WHAT IS BEING ASKED:
Your answer should be one number: the count of lines below that contain "translation".

Data records:
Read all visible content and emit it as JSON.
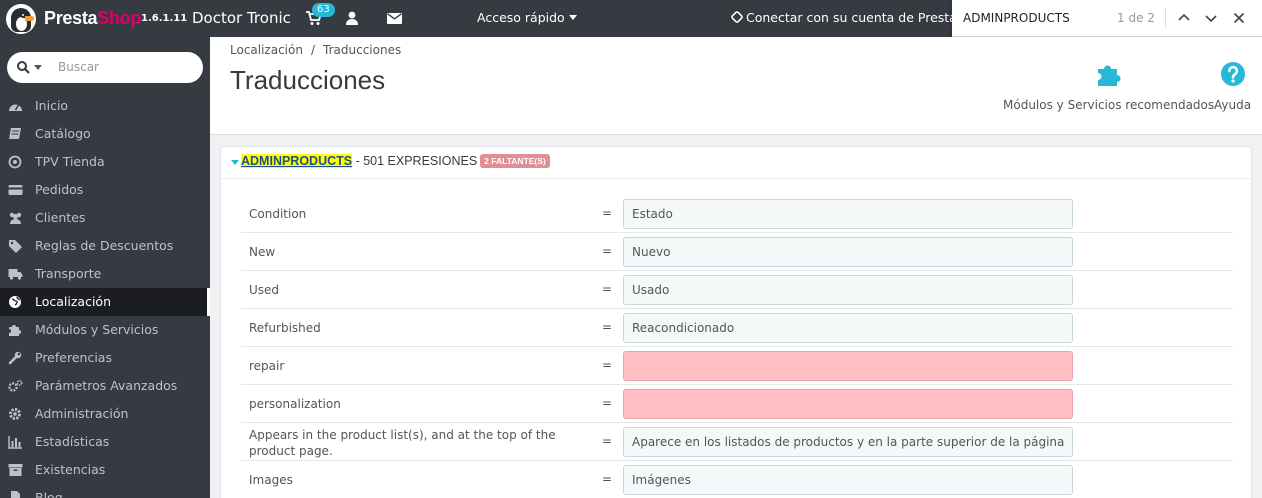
{
  "topbar": {
    "brand_presta": "Presta",
    "brand_shop": "Shop",
    "version": "1.6.1.11",
    "shop_name": "Doctor Tronic",
    "cart_badge": "63",
    "quick_access": "Acceso rápido",
    "connect": "Conectar con su cuenta de PrestaShop"
  },
  "findbar": {
    "query": "ADMINPRODUCTS",
    "count": "1 de 2"
  },
  "sidebar": {
    "search_placeholder": "Buscar",
    "items": [
      {
        "label": "Inicio",
        "icon": "dashboard-icon"
      },
      {
        "label": "Catálogo",
        "icon": "book-icon"
      },
      {
        "label": "TPV Tienda",
        "icon": "target-icon"
      },
      {
        "label": "Pedidos",
        "icon": "credit-card-icon"
      },
      {
        "label": "Clientes",
        "icon": "users-icon"
      },
      {
        "label": "Reglas de Descuentos",
        "icon": "tag-icon"
      },
      {
        "label": "Transporte",
        "icon": "truck-icon"
      },
      {
        "label": "Localización",
        "icon": "globe-icon",
        "active": true
      },
      {
        "label": "Módulos y Servicios",
        "icon": "puzzle-icon"
      },
      {
        "label": "Preferencias",
        "icon": "wrench-icon"
      },
      {
        "label": "Parámetros Avanzados",
        "icon": "cogs-icon"
      },
      {
        "label": "Administración",
        "icon": "gear-icon"
      },
      {
        "label": "Estadísticas",
        "icon": "bar-chart-icon"
      },
      {
        "label": "Existencias",
        "icon": "archive-icon"
      },
      {
        "label": "Blog",
        "icon": "file-icon"
      }
    ]
  },
  "header": {
    "breadcrumb_parent": "Localización",
    "breadcrumb_sep": "/",
    "breadcrumb_current": "Traducciones",
    "title": "Traducciones",
    "modules_label": "Módulos y Servicios recomendados",
    "help_label": "Ayuda"
  },
  "panel": {
    "section_name": "ADMINPRODUCTS",
    "expressions": " - 501 EXPRESIONES",
    "missing": "2 FALTANTE(S)",
    "rows": [
      {
        "source": "Condition",
        "translation": "Estado",
        "missing": false
      },
      {
        "source": "New",
        "translation": "Nuevo",
        "missing": false
      },
      {
        "source": "Used",
        "translation": "Usado",
        "missing": false
      },
      {
        "source": "Refurbished",
        "translation": "Reacondicionado",
        "missing": false
      },
      {
        "source": "repair",
        "translation": "",
        "missing": true
      },
      {
        "source": "personalization",
        "translation": "",
        "missing": true
      },
      {
        "source": "Appears in the product list(s), and at the top of the product page.",
        "translation": "Aparece en los listados de productos y en la parte superior de la página del producto.",
        "missing": false
      },
      {
        "source": "Images",
        "translation": "Imágenes",
        "missing": false
      }
    ],
    "equals": "="
  },
  "colors": {
    "sidebar_bg": "#363a41",
    "accent": "#25b9d7",
    "missing_field": "#ffbfc3",
    "highlight": "#ffff00",
    "brand_pink": "#df0067"
  }
}
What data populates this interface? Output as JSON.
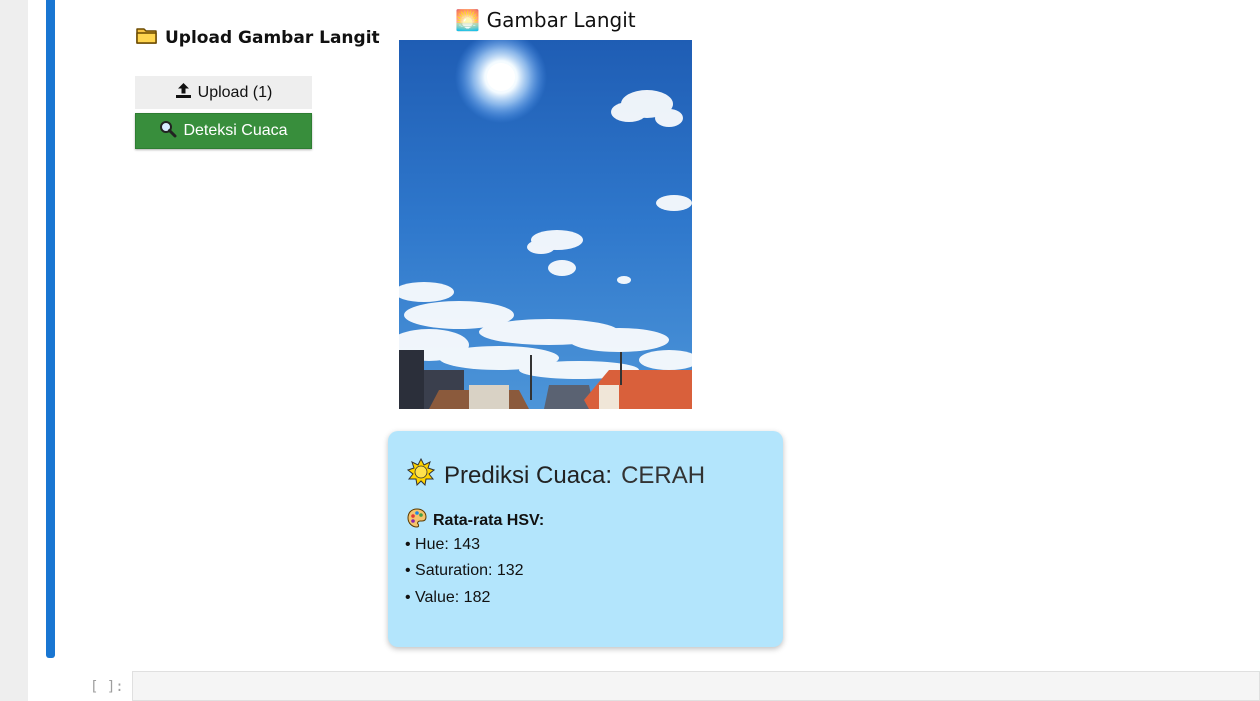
{
  "upload_section": {
    "heading": "Upload Gambar Langit",
    "icon": "folder-icon",
    "upload_button_label": "Upload (1)",
    "detect_button_label": "Deteksi Cuaca"
  },
  "image_panel": {
    "title": "🌅 Gambar Langit"
  },
  "result": {
    "prediction_label": "Prediksi Cuaca:",
    "prediction_value": "CERAH",
    "hsv_heading": "Rata-rata HSV:",
    "hue": "• Hue: 143",
    "saturation": "• Saturation: 132",
    "value": "• Value: 182",
    "card_color": "#b3e5fc"
  },
  "next_cell": {
    "prompt": "[ ]:"
  },
  "colors": {
    "cell_bar": "#1976d2",
    "detect_button": "#388e3c"
  }
}
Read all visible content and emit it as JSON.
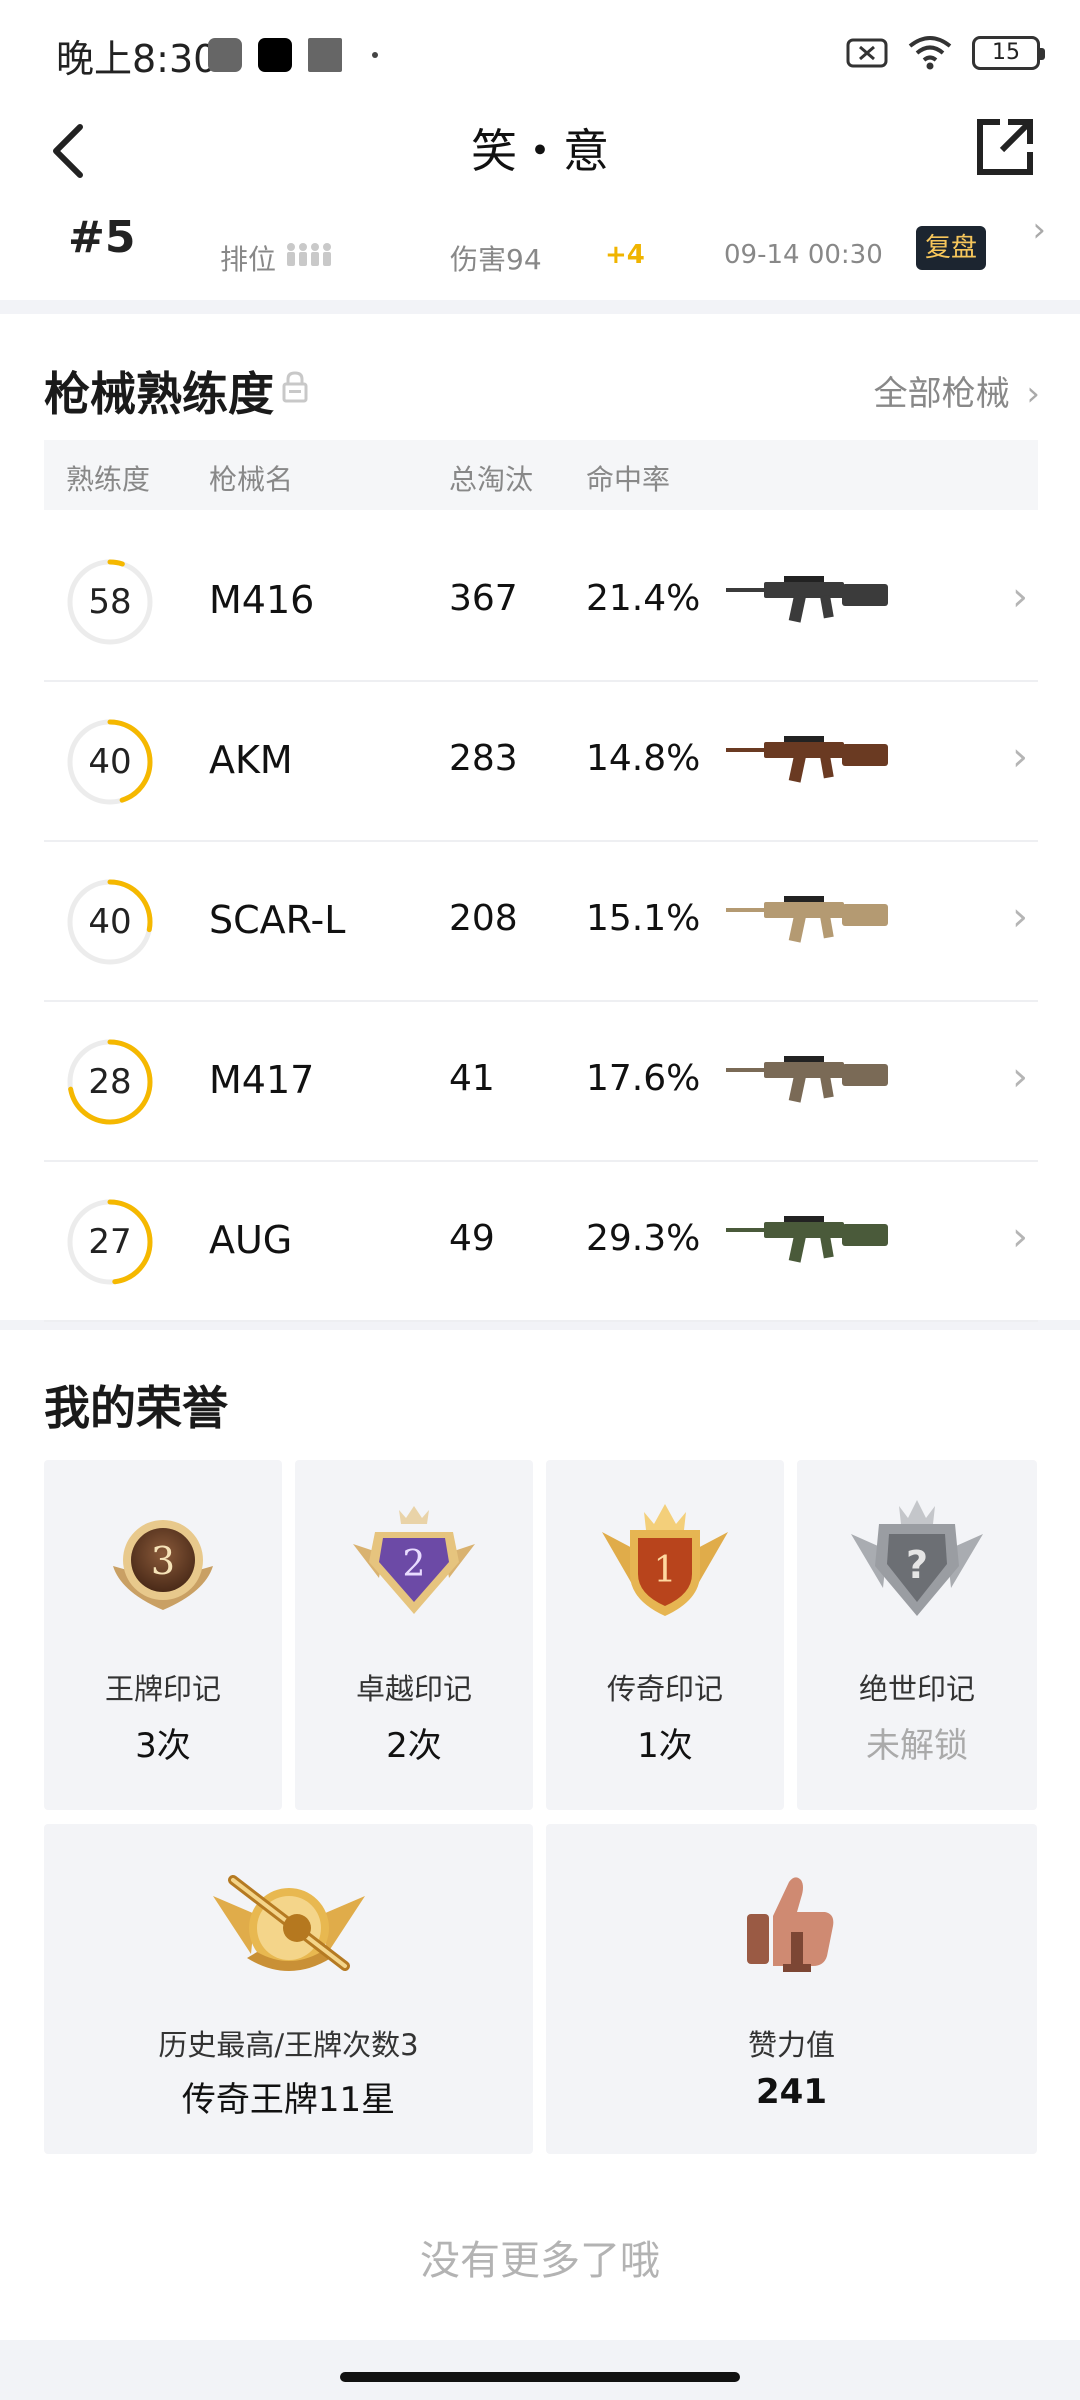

EXPECTED ANSWER:
8